▶ **Source material**:
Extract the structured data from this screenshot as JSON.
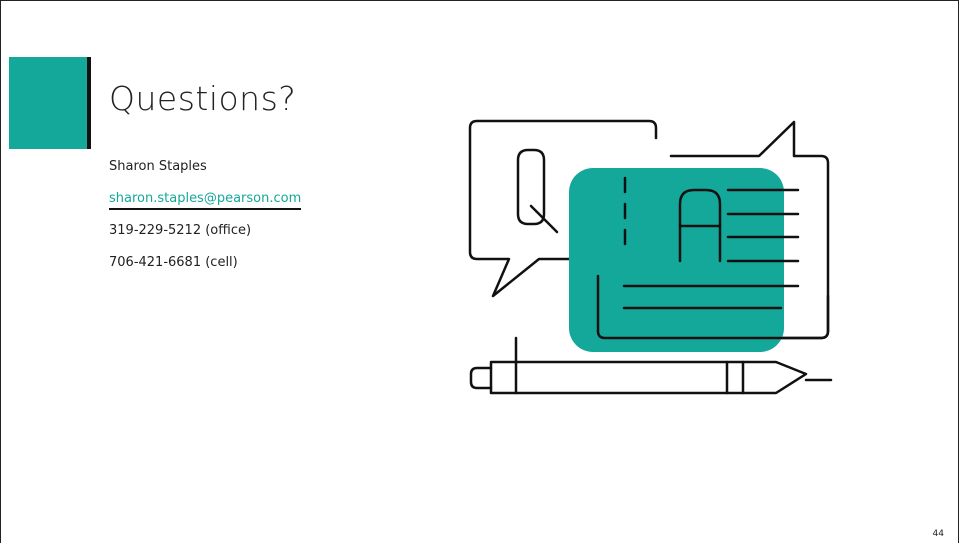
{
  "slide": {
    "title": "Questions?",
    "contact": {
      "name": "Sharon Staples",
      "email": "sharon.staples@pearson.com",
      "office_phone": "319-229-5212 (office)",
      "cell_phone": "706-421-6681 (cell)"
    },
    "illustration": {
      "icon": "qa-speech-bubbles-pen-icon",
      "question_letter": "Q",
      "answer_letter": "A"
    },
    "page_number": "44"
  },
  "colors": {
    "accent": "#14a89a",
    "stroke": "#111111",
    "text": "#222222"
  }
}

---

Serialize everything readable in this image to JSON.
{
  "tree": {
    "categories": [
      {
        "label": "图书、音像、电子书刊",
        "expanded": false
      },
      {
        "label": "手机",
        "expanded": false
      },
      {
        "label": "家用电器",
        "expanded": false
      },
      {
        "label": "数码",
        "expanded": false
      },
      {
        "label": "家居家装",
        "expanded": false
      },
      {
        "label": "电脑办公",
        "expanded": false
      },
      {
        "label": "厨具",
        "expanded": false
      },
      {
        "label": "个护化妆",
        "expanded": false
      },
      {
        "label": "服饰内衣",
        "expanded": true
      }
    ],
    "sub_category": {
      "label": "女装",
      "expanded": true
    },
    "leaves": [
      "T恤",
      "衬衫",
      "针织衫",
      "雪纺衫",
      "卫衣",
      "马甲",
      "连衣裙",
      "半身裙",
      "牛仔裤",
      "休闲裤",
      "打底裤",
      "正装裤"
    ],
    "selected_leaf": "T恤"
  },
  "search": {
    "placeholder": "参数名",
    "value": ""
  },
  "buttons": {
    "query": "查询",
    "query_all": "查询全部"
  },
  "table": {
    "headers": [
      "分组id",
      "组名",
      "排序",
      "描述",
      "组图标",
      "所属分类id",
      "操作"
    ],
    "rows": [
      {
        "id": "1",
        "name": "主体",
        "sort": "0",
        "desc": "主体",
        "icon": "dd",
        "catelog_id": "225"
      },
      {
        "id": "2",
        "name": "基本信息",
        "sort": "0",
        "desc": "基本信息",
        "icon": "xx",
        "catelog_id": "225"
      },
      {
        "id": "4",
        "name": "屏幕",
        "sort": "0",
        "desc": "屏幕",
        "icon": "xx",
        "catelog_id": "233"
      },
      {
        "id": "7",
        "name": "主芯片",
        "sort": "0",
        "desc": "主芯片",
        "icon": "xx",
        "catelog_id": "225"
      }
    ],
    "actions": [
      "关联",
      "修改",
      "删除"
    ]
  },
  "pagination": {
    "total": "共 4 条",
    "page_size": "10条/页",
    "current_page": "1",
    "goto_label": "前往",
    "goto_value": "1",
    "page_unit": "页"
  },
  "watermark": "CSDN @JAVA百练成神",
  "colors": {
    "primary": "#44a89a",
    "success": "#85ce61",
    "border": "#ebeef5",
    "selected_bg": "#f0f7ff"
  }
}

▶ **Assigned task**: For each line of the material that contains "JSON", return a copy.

▶ **Answer section**:
Extract the structured data from this screenshot as JSON.
Serialize everything readable in this image to JSON.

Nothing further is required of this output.